[Entries taken from a collection]
Content starts

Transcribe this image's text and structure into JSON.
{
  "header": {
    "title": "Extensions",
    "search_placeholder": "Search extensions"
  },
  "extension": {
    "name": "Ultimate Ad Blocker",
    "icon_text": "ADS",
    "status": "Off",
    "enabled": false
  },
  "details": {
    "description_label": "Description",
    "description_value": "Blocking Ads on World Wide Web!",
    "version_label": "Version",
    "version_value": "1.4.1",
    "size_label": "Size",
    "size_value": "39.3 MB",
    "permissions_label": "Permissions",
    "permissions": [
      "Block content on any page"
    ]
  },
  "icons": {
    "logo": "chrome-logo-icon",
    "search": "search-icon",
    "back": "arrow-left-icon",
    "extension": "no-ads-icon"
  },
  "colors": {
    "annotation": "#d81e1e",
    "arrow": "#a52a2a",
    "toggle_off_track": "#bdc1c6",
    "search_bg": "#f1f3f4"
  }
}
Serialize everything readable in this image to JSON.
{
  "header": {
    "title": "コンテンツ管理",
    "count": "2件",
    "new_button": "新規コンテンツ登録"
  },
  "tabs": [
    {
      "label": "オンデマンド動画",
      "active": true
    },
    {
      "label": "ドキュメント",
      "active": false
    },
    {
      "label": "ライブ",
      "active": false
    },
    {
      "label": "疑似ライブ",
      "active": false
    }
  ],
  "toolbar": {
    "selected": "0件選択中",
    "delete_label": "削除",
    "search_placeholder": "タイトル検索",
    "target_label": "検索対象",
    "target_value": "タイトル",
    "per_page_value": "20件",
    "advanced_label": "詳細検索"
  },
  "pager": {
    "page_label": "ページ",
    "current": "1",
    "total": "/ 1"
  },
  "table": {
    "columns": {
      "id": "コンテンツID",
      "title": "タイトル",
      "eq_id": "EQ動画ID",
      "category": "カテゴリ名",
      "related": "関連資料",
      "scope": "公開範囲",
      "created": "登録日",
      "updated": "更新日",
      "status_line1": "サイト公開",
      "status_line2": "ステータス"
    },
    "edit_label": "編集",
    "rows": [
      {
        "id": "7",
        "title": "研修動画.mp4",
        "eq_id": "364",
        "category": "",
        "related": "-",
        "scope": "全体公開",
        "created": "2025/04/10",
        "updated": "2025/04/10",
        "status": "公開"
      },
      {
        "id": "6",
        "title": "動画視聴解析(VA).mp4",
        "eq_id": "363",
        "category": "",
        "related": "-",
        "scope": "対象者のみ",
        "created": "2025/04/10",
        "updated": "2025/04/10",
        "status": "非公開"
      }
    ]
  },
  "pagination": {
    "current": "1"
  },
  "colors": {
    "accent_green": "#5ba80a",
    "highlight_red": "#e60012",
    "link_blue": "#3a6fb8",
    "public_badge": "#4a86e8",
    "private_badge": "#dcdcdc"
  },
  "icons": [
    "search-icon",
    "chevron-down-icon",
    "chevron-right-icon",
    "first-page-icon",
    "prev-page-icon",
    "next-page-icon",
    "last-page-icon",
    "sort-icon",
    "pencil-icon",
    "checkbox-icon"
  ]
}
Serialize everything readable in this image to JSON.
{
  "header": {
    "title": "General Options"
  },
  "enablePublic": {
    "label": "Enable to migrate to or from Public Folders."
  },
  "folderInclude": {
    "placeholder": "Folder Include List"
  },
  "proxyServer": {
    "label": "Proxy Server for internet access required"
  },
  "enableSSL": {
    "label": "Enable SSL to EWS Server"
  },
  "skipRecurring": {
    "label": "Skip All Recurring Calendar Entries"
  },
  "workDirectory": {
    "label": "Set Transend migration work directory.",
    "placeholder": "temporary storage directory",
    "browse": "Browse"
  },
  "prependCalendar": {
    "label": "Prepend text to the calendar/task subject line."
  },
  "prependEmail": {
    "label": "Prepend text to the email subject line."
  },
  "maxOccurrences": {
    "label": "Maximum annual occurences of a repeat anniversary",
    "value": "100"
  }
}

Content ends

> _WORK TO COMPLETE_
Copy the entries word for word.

> _FINISHED EXERCISE_
Transcribe this image's text and structure into JSON.
{
  "header": {
    "title": "Extensions",
    "search_placeholder": "Search extensions"
  },
  "extension": {
    "name": "Ultimate Ad Blocker",
    "icon_text": "ADS",
    "status": "Off",
    "enabled": false
  },
  "details": {
    "description_label": "Description",
    "description_value": "Blocking Ads on World Wide Web!",
    "version_label": "Version",
    "version_value": "1.4.1",
    "size_label": "Size",
    "size_value": "39.3 MB",
    "permissions_label": "Permissions",
    "permissions": [
      "Block content on any page"
    ]
  },
  "icons": {
    "logo": "chrome-logo-icon",
    "search": "search-icon",
    "back": "arrow-left-icon",
    "extension": "no-ads-icon"
  },
  "colors": {
    "annotation": "#d81e1e",
    "arrow": "#a52a2a",
    "toggle_off_track": "#bdc1c6",
    "search_bg": "#f1f3f4"
  }
}
Serialize everything readable in this image to JSON.
{
  "header": {
    "title": "コンテンツ管理",
    "count": "2件",
    "new_button": "新規コンテンツ登録"
  },
  "tabs": [
    {
      "label": "オンデマンド動画",
      "active": true
    },
    {
      "label": "ドキュメント",
      "active": false
    },
    {
      "label": "ライブ",
      "active": false
    },
    {
      "label": "疑似ライブ",
      "active": false
    }
  ],
  "toolbar": {
    "selected": "0件選択中",
    "delete_label": "削除",
    "search_placeholder": "タイトル検索",
    "target_label": "検索対象",
    "target_value": "タイトル",
    "per_page_value": "20件",
    "advanced_label": "詳細検索"
  },
  "pager": {
    "page_label": "ページ",
    "current": "1",
    "total": "/ 1"
  },
  "table": {
    "columns": {
      "id": "コンテンツID",
      "title": "タイトル",
      "eq_id": "EQ動画ID",
      "category": "カテゴリ名",
      "related": "関連資料",
      "scope": "公開範囲",
      "created": "登録日",
      "updated": "更新日",
      "status_line1": "サイト公開",
      "status_line2": "ステータス"
    },
    "edit_label": "編集",
    "rows": [
      {
        "id": "7",
        "title": "研修動画.mp4",
        "eq_id": "364",
        "category": "",
        "related": "-",
        "scope": "全体公開",
        "created": "2025/04/10",
        "updated": "2025/04/10",
        "status": "公開"
      },
      {
        "id": "6",
        "title": "動画視聴解析(VA).mp4",
        "eq_id": "363",
        "category": "",
        "related": "-",
        "scope": "対象者のみ",
        "created": "2025/04/10",
        "updated": "2025/04/10",
        "status": "非公開"
      }
    ]
  },
  "pagination": {
    "current": "1"
  },
  "colors": {
    "accent_green": "#5ba80a",
    "highlight_red": "#e60012",
    "link_blue": "#3a6fb8",
    "public_badge": "#4a86e8",
    "private_badge": "#dcdcdc"
  },
  "icons": [
    "search-icon",
    "chevron-down-icon",
    "chevron-right-icon",
    "first-page-icon",
    "prev-page-icon",
    "next-page-icon",
    "last-page-icon",
    "sort-icon",
    "pencil-icon",
    "checkbox-icon"
  ]
}
Serialize everything readable in this image to JSON.
{
  "header": {
    "title": "General Options"
  },
  "enablePublic": {
    "label": "Enable to migrate to or from Public Folders."
  },
  "folderInclude": {
    "placeholder": "Folder Include List"
  },
  "proxyServer": {
    "label": "Proxy Server for internet access required"
  },
  "enableSSL": {
    "label": "Enable SSL to EWS Server"
  },
  "skipRecurring": {
    "label": "Skip All Recurring Calendar Entries"
  },
  "workDirectory": {
    "label": "Set Transend migration work directory.",
    "placeholder": "temporary storage directory",
    "browse": "Browse"
  },
  "prependCalendar": {
    "label": "Prepend text to the calendar/task subject line."
  },
  "prependEmail": {
    "label": "Prepend text to the email subject line."
  },
  "maxOccurrences": {
    "label": "Maximum annual occurences of a repeat anniversary",
    "value": "100"
  }
}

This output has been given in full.